──────── Records shown ────────

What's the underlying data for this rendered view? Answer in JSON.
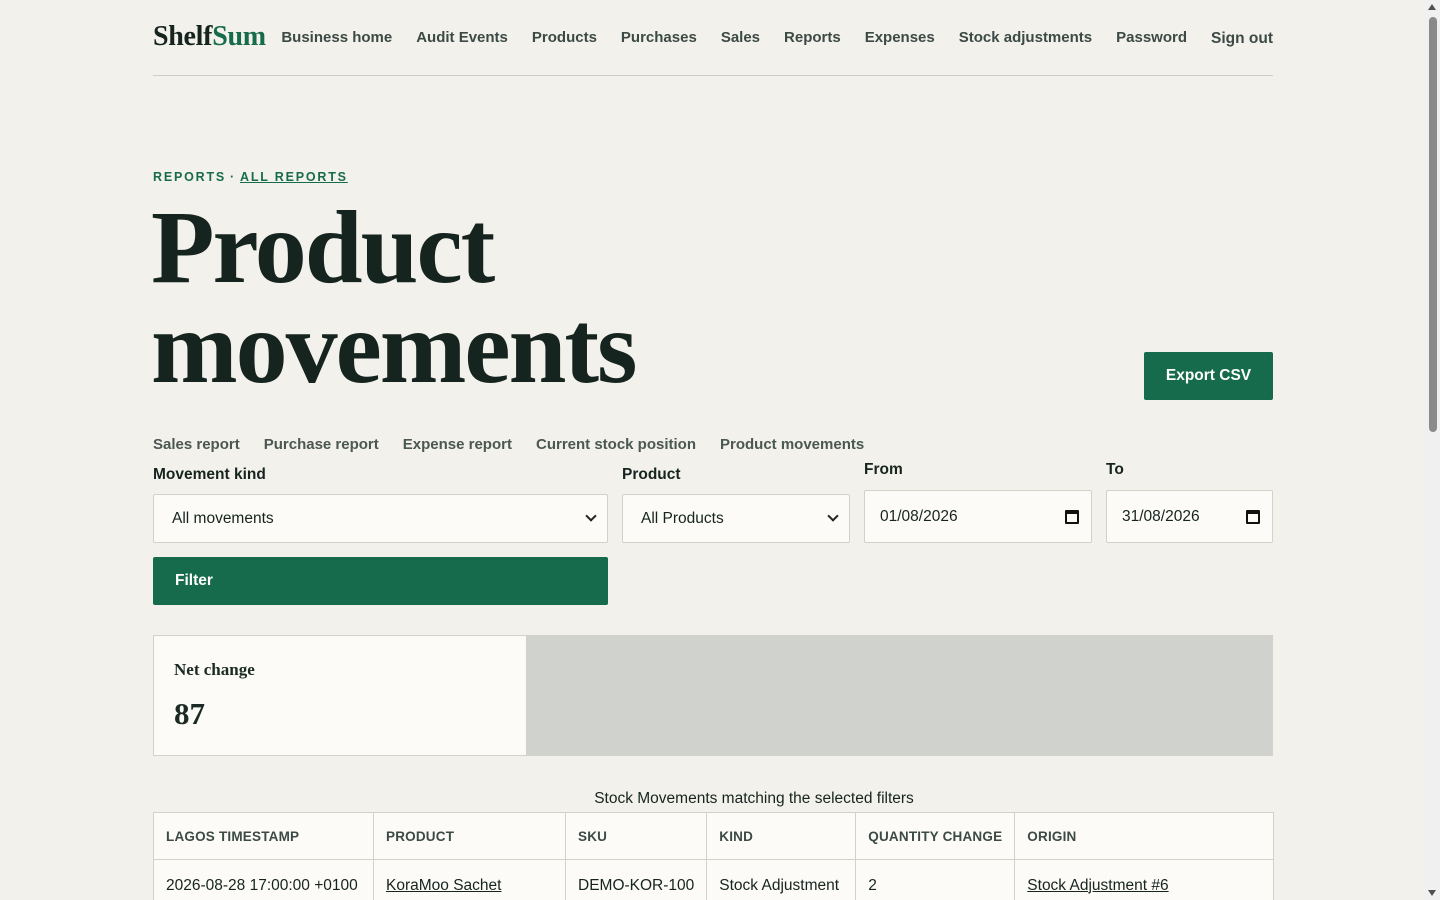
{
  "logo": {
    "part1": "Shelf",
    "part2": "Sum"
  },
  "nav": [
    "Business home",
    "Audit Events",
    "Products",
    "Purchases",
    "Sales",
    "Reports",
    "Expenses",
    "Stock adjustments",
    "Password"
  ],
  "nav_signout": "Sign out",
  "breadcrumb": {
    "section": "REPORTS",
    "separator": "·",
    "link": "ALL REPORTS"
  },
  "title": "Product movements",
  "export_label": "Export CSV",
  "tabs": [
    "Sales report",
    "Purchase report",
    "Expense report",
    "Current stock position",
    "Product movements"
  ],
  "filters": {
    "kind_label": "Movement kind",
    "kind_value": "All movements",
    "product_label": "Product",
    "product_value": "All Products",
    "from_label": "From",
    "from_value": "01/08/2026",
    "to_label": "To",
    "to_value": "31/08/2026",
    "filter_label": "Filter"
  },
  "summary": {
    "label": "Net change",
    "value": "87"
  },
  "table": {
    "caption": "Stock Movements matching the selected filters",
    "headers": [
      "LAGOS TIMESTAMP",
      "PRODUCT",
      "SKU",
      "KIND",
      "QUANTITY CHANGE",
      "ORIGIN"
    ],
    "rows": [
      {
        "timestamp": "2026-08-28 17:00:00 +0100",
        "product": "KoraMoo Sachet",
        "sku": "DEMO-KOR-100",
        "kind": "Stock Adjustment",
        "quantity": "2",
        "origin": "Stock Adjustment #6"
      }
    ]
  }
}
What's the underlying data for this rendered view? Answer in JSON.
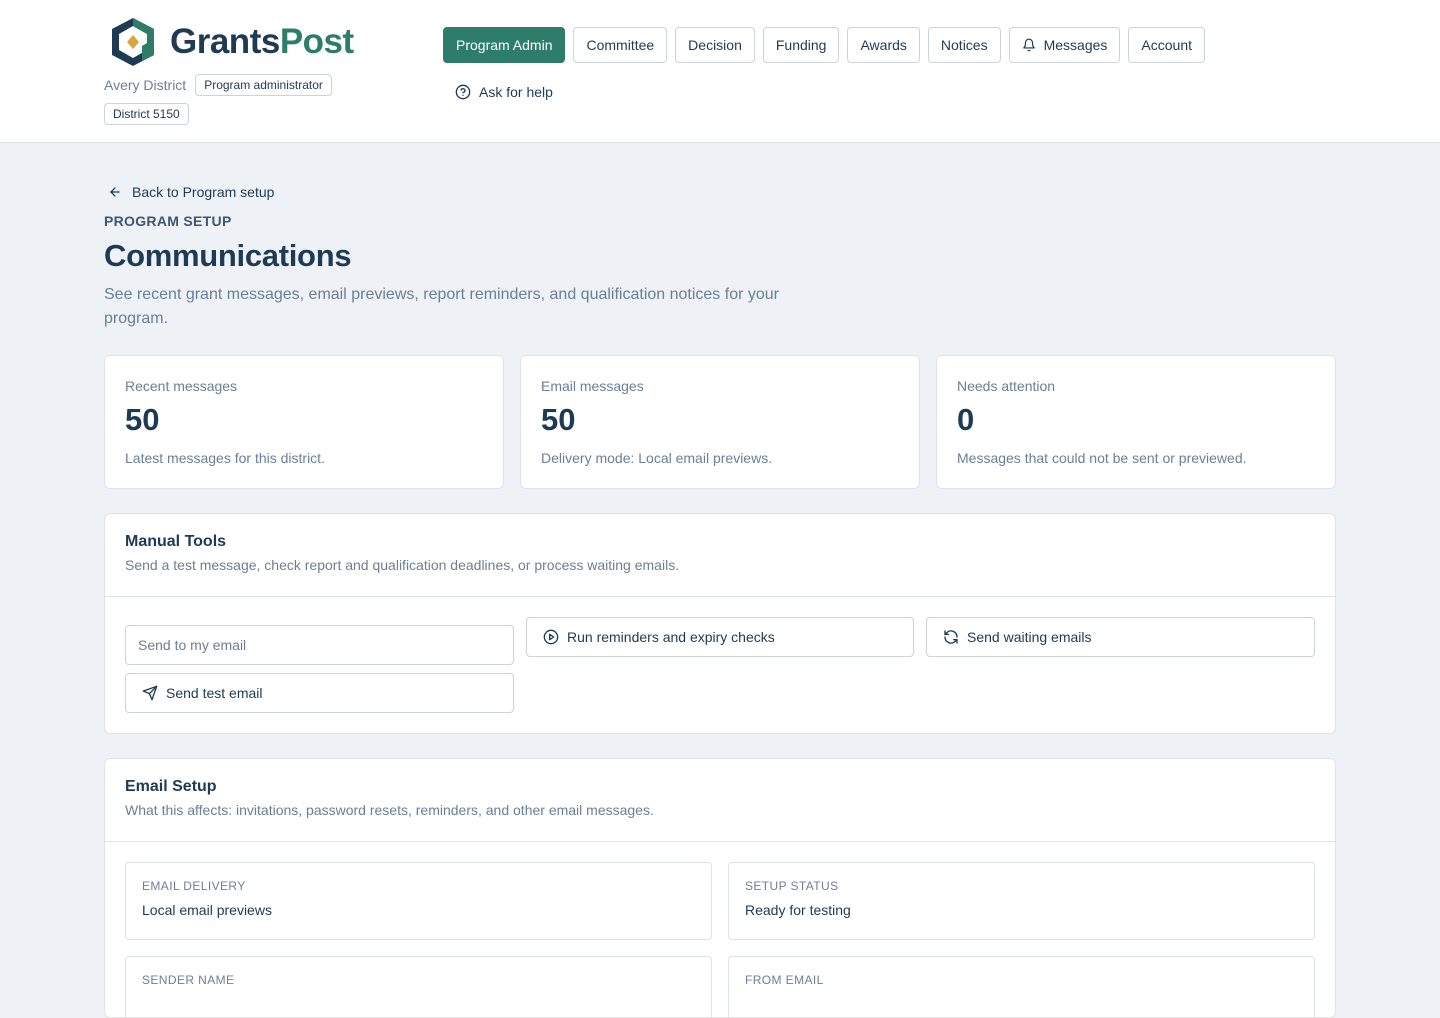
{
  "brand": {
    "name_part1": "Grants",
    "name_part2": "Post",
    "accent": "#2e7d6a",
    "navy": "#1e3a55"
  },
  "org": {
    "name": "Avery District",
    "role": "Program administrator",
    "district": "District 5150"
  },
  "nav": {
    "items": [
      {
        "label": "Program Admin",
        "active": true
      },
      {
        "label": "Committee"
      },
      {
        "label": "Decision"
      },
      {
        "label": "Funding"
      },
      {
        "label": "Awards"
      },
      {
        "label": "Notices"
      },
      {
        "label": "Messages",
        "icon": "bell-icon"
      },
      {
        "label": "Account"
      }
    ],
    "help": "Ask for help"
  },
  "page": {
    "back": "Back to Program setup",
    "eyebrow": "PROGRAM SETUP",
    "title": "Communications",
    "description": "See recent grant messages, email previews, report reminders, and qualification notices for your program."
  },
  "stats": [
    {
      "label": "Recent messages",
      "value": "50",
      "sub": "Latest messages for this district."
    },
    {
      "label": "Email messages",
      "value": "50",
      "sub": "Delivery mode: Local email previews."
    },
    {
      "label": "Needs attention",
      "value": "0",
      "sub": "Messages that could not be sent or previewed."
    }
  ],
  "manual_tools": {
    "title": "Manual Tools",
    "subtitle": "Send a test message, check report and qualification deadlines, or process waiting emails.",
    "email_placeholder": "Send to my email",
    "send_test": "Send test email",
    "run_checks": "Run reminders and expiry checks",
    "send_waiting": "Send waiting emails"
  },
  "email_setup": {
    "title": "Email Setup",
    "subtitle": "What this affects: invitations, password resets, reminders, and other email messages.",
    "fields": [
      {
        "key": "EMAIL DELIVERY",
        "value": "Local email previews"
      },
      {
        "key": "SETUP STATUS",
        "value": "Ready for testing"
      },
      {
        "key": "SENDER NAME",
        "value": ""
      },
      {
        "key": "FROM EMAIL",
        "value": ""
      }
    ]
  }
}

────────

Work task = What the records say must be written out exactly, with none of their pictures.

Solution for this task =
What's the underlying data for this rendered view? Answer in JSON.
{
  "logo": {
    "part1": "Shelf",
    "part2": "Sum"
  },
  "nav": [
    "Business home",
    "Audit Events",
    "Products",
    "Purchases",
    "Sales",
    "Reports",
    "Expenses",
    "Stock adjustments",
    "Password"
  ],
  "nav_signout": "Sign out",
  "breadcrumb": {
    "section": "REPORTS",
    "separator": "·",
    "link": "ALL REPORTS"
  },
  "title": "Product movements",
  "export_label": "Export CSV",
  "tabs": [
    "Sales report",
    "Purchase report",
    "Expense report",
    "Current stock position",
    "Product movements"
  ],
  "filters": {
    "kind_label": "Movement kind",
    "kind_value": "All movements",
    "product_label": "Product",
    "product_value": "All Products",
    "from_label": "From",
    "from_value": "01/08/2026",
    "to_label": "To",
    "to_value": "31/08/2026",
    "filter_label": "Filter"
  },
  "summary": {
    "label": "Net change",
    "value": "87"
  },
  "table": {
    "caption": "Stock Movements matching the selected filters",
    "headers": [
      "LAGOS TIMESTAMP",
      "PRODUCT",
      "SKU",
      "KIND",
      "QUANTITY CHANGE",
      "ORIGIN"
    ],
    "rows": [
      {
        "timestamp": "2026-08-28 17:00:00 +0100",
        "product": "KoraMoo Sachet",
        "sku": "DEMO-KOR-100",
        "kind": "Stock Adjustment",
        "quantity": "2",
        "origin": "Stock Adjustment #6"
      }
    ]
  }
}
What's the underlying data for this rendered view? Answer in JSON.
{
  "brand": {
    "name_part1": "Grants",
    "name_part2": "Post",
    "accent": "#2e7d6a",
    "navy": "#1e3a55"
  },
  "org": {
    "name": "Avery District",
    "role": "Program administrator",
    "district": "District 5150"
  },
  "nav": {
    "items": [
      {
        "label": "Program Admin",
        "active": true
      },
      {
        "label": "Committee"
      },
      {
        "label": "Decision"
      },
      {
        "label": "Funding"
      },
      {
        "label": "Awards"
      },
      {
        "label": "Notices"
      },
      {
        "label": "Messages",
        "icon": "bell-icon"
      },
      {
        "label": "Account"
      }
    ],
    "help": "Ask for help"
  },
  "page": {
    "back": "Back to Program setup",
    "eyebrow": "PROGRAM SETUP",
    "title": "Communications",
    "description": "See recent grant messages, email previews, report reminders, and qualification notices for your program."
  },
  "stats": [
    {
      "label": "Recent messages",
      "value": "50",
      "sub": "Latest messages for this district."
    },
    {
      "label": "Email messages",
      "value": "50",
      "sub": "Delivery mode: Local email previews."
    },
    {
      "label": "Needs attention",
      "value": "0",
      "sub": "Messages that could not be sent or previewed."
    }
  ],
  "manual_tools": {
    "title": "Manual Tools",
    "subtitle": "Send a test message, check report and qualification deadlines, or process waiting emails.",
    "email_placeholder": "Send to my email",
    "send_test": "Send test email",
    "run_checks": "Run reminders and expiry checks",
    "send_waiting": "Send waiting emails"
  },
  "email_setup": {
    "title": "Email Setup",
    "subtitle": "What this affects: invitations, password resets, reminders, and other email messages.",
    "fields": [
      {
        "key": "EMAIL DELIVERY",
        "value": "Local email previews"
      },
      {
        "key": "SETUP STATUS",
        "value": "Ready for testing"
      },
      {
        "key": "SENDER NAME",
        "value": ""
      },
      {
        "key": "FROM EMAIL",
        "value": ""
      }
    ]
  }
}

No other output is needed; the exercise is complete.